Exercise instructions: Read the records and gather each line that includes "Developer".

(Information supplied begins)

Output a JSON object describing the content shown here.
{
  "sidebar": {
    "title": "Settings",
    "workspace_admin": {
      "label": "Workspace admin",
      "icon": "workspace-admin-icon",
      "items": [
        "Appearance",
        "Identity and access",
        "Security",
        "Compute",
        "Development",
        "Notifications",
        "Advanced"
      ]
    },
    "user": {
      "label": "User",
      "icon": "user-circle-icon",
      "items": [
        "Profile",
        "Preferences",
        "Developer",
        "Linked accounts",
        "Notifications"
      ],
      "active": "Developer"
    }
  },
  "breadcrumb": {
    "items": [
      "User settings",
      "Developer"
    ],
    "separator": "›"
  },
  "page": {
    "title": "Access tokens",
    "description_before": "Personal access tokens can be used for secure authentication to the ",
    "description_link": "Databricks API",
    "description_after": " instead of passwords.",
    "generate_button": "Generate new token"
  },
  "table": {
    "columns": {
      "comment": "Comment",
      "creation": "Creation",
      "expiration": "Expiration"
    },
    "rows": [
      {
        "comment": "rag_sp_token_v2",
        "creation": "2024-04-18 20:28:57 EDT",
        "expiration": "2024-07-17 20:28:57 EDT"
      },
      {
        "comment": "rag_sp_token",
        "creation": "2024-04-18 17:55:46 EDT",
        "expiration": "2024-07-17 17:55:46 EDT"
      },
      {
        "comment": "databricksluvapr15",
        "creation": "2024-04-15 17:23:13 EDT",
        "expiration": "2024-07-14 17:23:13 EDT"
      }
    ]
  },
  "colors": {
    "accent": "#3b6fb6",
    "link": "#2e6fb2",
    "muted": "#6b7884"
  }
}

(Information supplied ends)

Result of this exercise:
        "Developer",
      "active": "Developer"
      "Developer"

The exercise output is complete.